_Task directions:_
Word for word, reproduce every line of the data.
--- Exercise data ---
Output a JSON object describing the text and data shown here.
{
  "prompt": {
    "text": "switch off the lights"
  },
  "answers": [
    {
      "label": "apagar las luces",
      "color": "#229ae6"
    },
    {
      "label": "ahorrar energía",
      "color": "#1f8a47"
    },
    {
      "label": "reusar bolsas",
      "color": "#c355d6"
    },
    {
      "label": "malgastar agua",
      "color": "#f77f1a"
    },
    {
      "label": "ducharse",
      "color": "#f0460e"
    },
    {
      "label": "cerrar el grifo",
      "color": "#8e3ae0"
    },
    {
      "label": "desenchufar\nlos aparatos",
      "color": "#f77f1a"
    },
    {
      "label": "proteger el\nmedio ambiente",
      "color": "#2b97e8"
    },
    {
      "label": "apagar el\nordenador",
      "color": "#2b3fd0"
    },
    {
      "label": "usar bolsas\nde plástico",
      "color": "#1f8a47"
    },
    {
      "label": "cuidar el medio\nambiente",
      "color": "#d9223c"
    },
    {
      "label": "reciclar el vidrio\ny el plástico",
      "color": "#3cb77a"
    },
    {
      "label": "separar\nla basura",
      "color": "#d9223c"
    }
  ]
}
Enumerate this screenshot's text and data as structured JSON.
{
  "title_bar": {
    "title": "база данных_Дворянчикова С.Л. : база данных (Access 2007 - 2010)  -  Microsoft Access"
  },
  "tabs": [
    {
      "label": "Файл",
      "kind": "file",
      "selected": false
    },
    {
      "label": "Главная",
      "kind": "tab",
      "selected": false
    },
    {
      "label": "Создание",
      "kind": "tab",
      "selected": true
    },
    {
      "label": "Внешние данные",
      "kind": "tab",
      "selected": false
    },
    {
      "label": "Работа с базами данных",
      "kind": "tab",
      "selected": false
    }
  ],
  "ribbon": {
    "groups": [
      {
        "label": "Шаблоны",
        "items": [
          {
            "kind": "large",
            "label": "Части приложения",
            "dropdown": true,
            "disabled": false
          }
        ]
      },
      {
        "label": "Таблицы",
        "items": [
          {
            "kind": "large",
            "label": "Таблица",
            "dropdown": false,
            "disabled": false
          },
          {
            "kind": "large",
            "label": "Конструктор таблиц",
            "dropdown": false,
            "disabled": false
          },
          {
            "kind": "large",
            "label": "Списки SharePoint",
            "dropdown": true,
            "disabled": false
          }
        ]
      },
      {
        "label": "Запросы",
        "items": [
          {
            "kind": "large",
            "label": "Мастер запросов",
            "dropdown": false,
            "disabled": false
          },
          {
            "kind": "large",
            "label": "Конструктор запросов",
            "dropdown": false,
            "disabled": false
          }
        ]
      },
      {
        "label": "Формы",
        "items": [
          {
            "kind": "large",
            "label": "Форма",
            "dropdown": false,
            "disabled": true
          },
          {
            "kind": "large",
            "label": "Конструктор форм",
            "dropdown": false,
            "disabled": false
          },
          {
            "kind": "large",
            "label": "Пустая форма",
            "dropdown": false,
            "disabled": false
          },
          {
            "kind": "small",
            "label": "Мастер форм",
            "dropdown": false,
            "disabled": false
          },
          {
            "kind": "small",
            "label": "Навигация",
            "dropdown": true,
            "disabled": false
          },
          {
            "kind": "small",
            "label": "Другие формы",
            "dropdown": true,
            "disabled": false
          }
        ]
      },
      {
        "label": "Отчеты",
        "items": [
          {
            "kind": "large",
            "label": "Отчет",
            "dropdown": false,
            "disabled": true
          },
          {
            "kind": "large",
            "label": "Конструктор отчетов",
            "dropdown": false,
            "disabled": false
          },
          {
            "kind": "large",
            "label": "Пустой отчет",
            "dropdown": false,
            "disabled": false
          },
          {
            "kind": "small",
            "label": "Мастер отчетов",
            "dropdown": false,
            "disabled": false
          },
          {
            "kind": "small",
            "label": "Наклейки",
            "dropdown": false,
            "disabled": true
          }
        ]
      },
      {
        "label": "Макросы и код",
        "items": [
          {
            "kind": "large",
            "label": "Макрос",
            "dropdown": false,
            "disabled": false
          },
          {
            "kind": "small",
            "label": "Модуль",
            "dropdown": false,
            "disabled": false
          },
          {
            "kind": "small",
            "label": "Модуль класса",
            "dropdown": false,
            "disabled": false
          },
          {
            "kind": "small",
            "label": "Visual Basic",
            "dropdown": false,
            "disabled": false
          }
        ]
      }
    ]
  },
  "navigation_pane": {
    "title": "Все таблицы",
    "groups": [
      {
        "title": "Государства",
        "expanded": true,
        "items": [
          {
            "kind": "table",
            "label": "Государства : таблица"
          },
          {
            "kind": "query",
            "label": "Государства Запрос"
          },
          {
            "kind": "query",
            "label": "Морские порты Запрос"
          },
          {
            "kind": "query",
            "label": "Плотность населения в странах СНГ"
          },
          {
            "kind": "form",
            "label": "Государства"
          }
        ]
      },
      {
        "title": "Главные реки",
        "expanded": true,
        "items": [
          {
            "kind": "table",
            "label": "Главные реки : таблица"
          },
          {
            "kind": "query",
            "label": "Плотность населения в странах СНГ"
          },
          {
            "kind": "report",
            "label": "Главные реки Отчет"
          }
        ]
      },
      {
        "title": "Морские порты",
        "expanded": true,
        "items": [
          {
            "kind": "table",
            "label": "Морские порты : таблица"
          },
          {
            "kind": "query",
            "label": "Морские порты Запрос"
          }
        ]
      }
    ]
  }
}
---
_Exercise output:_
Output a JSON object describing the text and data shown here.
{
  "prompt": {
    "text": "switch off the lights"
  },
  "answers": [
    {
      "label": "apagar las luces",
      "color": "#229ae6"
    },
    {
      "label": "ahorrar energía",
      "color": "#1f8a47"
    },
    {
      "label": "reusar bolsas",
      "color": "#c355d6"
    },
    {
      "label": "malgastar agua",
      "color": "#f77f1a"
    },
    {
      "label": "ducharse",
      "color": "#f0460e"
    },
    {
      "label": "cerrar el grifo",
      "color": "#8e3ae0"
    },
    {
      "label": "desenchufar\nlos aparatos",
      "color": "#f77f1a"
    },
    {
      "label": "proteger el\nmedio ambiente",
      "color": "#2b97e8"
    },
    {
      "label": "apagar el\nordenador",
      "color": "#2b3fd0"
    },
    {
      "label": "usar bolsas\nde plástico",
      "color": "#1f8a47"
    },
    {
      "label": "cuidar el medio\nambiente",
      "color": "#d9223c"
    },
    {
      "label": "reciclar el vidrio\ny el plástico",
      "color": "#3cb77a"
    },
    {
      "label": "separar\nla basura",
      "color": "#d9223c"
    }
  ]
}
Enumerate this screenshot's text and data as structured JSON.
{
  "title_bar": {
    "title": "база данных_Дворянчикова С.Л. : база данных (Access 2007 - 2010)  -  Microsoft Access"
  },
  "tabs": [
    {
      "label": "Файл",
      "kind": "file",
      "selected": false
    },
    {
      "label": "Главная",
      "kind": "tab",
      "selected": false
    },
    {
      "label": "Создание",
      "kind": "tab",
      "selected": true
    },
    {
      "label": "Внешние данные",
      "kind": "tab",
      "selected": false
    },
    {
      "label": "Работа с базами данных",
      "kind": "tab",
      "selected": false
    }
  ],
  "ribbon": {
    "groups": [
      {
        "label": "Шаблоны",
        "items": [
          {
            "kind": "large",
            "label": "Части приложения",
            "dropdown": true,
            "disabled": false
          }
        ]
      },
      {
        "label": "Таблицы",
        "items": [
          {
            "kind": "large",
            "label": "Таблица",
            "dropdown": false,
            "disabled": false
          },
          {
            "kind": "large",
            "label": "Конструктор таблиц",
            "dropdown": false,
            "disabled": false
          },
          {
            "kind": "large",
            "label": "Списки SharePoint",
            "dropdown": true,
            "disabled": false
          }
        ]
      },
      {
        "label": "Запросы",
        "items": [
          {
            "kind": "large",
            "label": "Мастер запросов",
            "dropdown": false,
            "disabled": false
          },
          {
            "kind": "large",
            "label": "Конструктор запросов",
            "dropdown": false,
            "disabled": false
          }
        ]
      },
      {
        "label": "Формы",
        "items": [
          {
            "kind": "large",
            "label": "Форма",
            "dropdown": false,
            "disabled": true
          },
          {
            "kind": "large",
            "label": "Конструктор форм",
            "dropdown": false,
            "disabled": false
          },
          {
            "kind": "large",
            "label": "Пустая форма",
            "dropdown": false,
            "disabled": false
          },
          {
            "kind": "small",
            "label": "Мастер форм",
            "dropdown": false,
            "disabled": false
          },
          {
            "kind": "small",
            "label": "Навигация",
            "dropdown": true,
            "disabled": false
          },
          {
            "kind": "small",
            "label": "Другие формы",
            "dropdown": true,
            "disabled": false
          }
        ]
      },
      {
        "label": "Отчеты",
        "items": [
          {
            "kind": "large",
            "label": "Отчет",
            "dropdown": false,
            "disabled": true
          },
          {
            "kind": "large",
            "label": "Конструктор отчетов",
            "dropdown": false,
            "disabled": false
          },
          {
            "kind": "large",
            "label": "Пустой отчет",
            "dropdown": false,
            "disabled": false
          },
          {
            "kind": "small",
            "label": "Мастер отчетов",
            "dropdown": false,
            "disabled": false
          },
          {
            "kind": "small",
            "label": "Наклейки",
            "dropdown": false,
            "disabled": true
          }
        ]
      },
      {
        "label": "Макросы и код",
        "items": [
          {
            "kind": "large",
            "label": "Макрос",
            "dropdown": false,
            "disabled": false
          },
          {
            "kind": "small",
            "label": "Модуль",
            "dropdown": false,
            "disabled": false
          },
          {
            "kind": "small",
            "label": "Модуль класса",
            "dropdown": false,
            "disabled": false
          },
          {
            "kind": "small",
            "label": "Visual Basic",
            "dropdown": false,
            "disabled": false
          }
        ]
      }
    ]
  },
  "navigation_pane": {
    "title": "Все таблицы",
    "groups": [
      {
        "title": "Государства",
        "expanded": true,
        "items": [
          {
            "kind": "table",
            "label": "Государства : таблица"
          },
          {
            "kind": "query",
            "label": "Государства Запрос"
          },
          {
            "kind": "query",
            "label": "Морские порты Запрос"
          },
          {
            "kind": "query",
            "label": "Плотность населения в странах СНГ"
          },
          {
            "kind": "form",
            "label": "Государства"
          }
        ]
      },
      {
        "title": "Главные реки",
        "expanded": true,
        "items": [
          {
            "kind": "table",
            "label": "Главные реки : таблица"
          },
          {
            "kind": "query",
            "label": "Плотность населения в странах СНГ"
          },
          {
            "kind": "report",
            "label": "Главные реки Отчет"
          }
        ]
      },
      {
        "title": "Морские порты",
        "expanded": true,
        "items": [
          {
            "kind": "table",
            "label": "Морские порты : таблица"
          },
          {
            "kind": "query",
            "label": "Морские порты Запрос"
          }
        ]
      }
    ]
  }
}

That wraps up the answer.